- _Your objective_
Would you please give the entries again word for word, with no images in your copy?
** Listed records follows **
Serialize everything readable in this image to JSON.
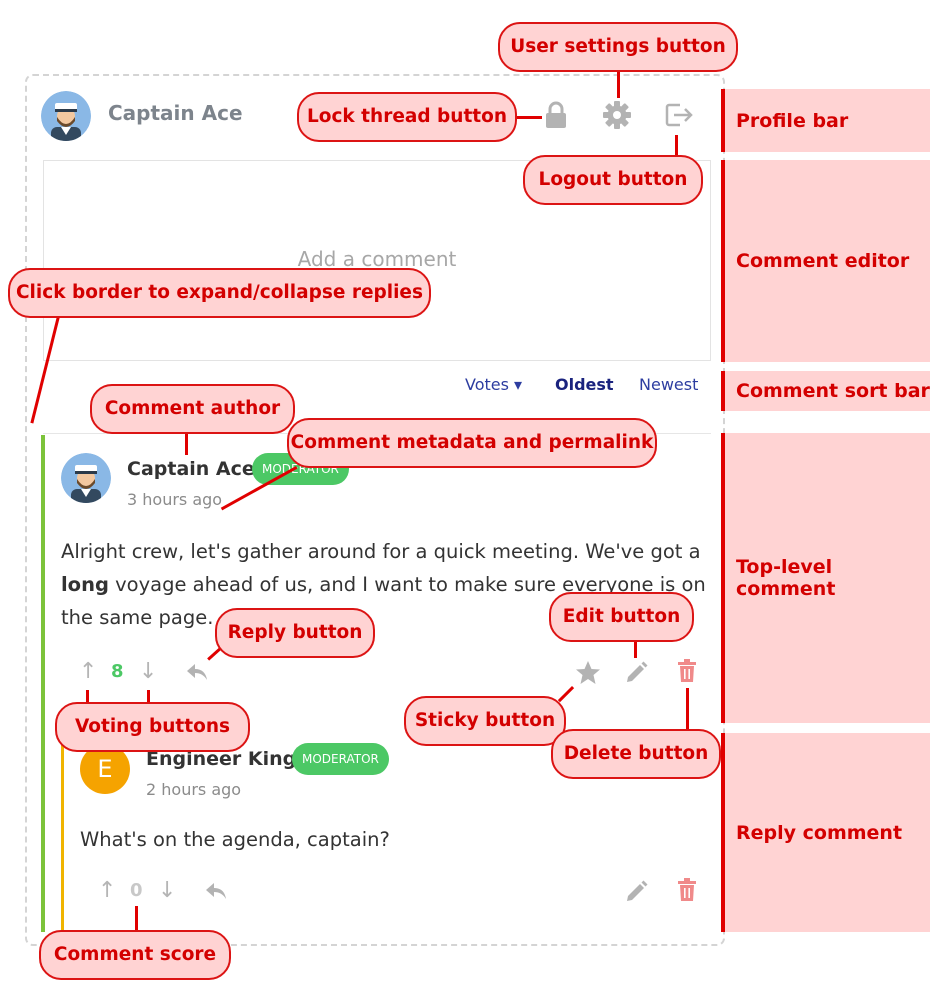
{
  "profile_bar": {
    "username": "Captain Ace"
  },
  "editor": {
    "placeholder": "Add a comment"
  },
  "sort_bar": {
    "votes_label": "Votes ▾",
    "oldest_label": "Oldest",
    "newest_label": "Newest",
    "active": "Oldest"
  },
  "top_comment": {
    "author": "Captain Ace",
    "badge": "MODERATOR",
    "time": "3 hours ago",
    "text_line1": "Alright crew, let's gather around for a quick meeting. We've got a",
    "text_bold": "long",
    "text_line2_rest": " voyage ahead of us, and I want to make sure everyone is on",
    "text_line3": "the same page.",
    "score": "8",
    "icons": [
      "upvote-icon",
      "downvote-icon",
      "reply-icon",
      "star-icon",
      "pencil-icon",
      "trash-icon"
    ]
  },
  "reply_comment": {
    "avatar_letter": "E",
    "author": "Engineer King",
    "badge": "MODERATOR",
    "time": "2 hours ago",
    "text": "What's on the agenda, captain?",
    "score": "0"
  },
  "annotations": {
    "user_settings": "User settings button",
    "lock_thread": "Lock thread button",
    "logout": "Logout button",
    "expand_collapse": "Click border to expand/collapse replies",
    "comment_author": "Comment author",
    "metadata_permalink": "Comment metadata and permalink",
    "reply_button": "Reply button",
    "edit_button": "Edit button",
    "voting_buttons": "Voting buttons",
    "sticky_button": "Sticky button",
    "delete_button": "Delete button",
    "comment_score": "Comment score"
  },
  "side_labels": {
    "profile_bar": "Profile bar",
    "comment_editor": "Comment editor",
    "comment_sort_bar": "Comment sort bar",
    "top_level_comment": "Top-level comment",
    "reply_comment": "Reply comment"
  },
  "colors": {
    "accent_blue": "#2d3da0",
    "moderator_green": "#4cc865",
    "top_thread_border": "#7cc33a",
    "reply_thread_border": "#f0b400",
    "score_positive": "#4cc865",
    "delete_red": "#f08a8a",
    "annotation_red": "#e00000",
    "annotation_fill": "#ffd3d3"
  }
}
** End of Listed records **
- _Task response_
Serialize everything readable in this image to JSON.
{
  "profile_bar": {
    "username": "Captain Ace"
  },
  "editor": {
    "placeholder": "Add a comment"
  },
  "sort_bar": {
    "votes_label": "Votes ▾",
    "oldest_label": "Oldest",
    "newest_label": "Newest",
    "active": "Oldest"
  },
  "top_comment": {
    "author": "Captain Ace",
    "badge": "MODERATOR",
    "time": "3 hours ago",
    "text_line1": "Alright crew, let's gather around for a quick meeting. We've got a",
    "text_bold": "long",
    "text_line2_rest": " voyage ahead of us, and I want to make sure everyone is on",
    "text_line3": "the same page.",
    "score": "8",
    "icons": [
      "upvote-icon",
      "downvote-icon",
      "reply-icon",
      "star-icon",
      "pencil-icon",
      "trash-icon"
    ]
  },
  "reply_comment": {
    "avatar_letter": "E",
    "author": "Engineer King",
    "badge": "MODERATOR",
    "time": "2 hours ago",
    "text": "What's on the agenda, captain?",
    "score": "0"
  },
  "annotations": {
    "user_settings": "User settings button",
    "lock_thread": "Lock thread button",
    "logout": "Logout button",
    "expand_collapse": "Click border to expand/collapse replies",
    "comment_author": "Comment author",
    "metadata_permalink": "Comment metadata and permalink",
    "reply_button": "Reply button",
    "edit_button": "Edit button",
    "voting_buttons": "Voting buttons",
    "sticky_button": "Sticky button",
    "delete_button": "Delete button",
    "comment_score": "Comment score"
  },
  "side_labels": {
    "profile_bar": "Profile bar",
    "comment_editor": "Comment editor",
    "comment_sort_bar": "Comment sort bar",
    "top_level_comment": "Top-level comment",
    "reply_comment": "Reply comment"
  },
  "colors": {
    "accent_blue": "#2d3da0",
    "moderator_green": "#4cc865",
    "top_thread_border": "#7cc33a",
    "reply_thread_border": "#f0b400",
    "score_positive": "#4cc865",
    "delete_red": "#f08a8a",
    "annotation_red": "#e00000",
    "annotation_fill": "#ffd3d3"
  }
}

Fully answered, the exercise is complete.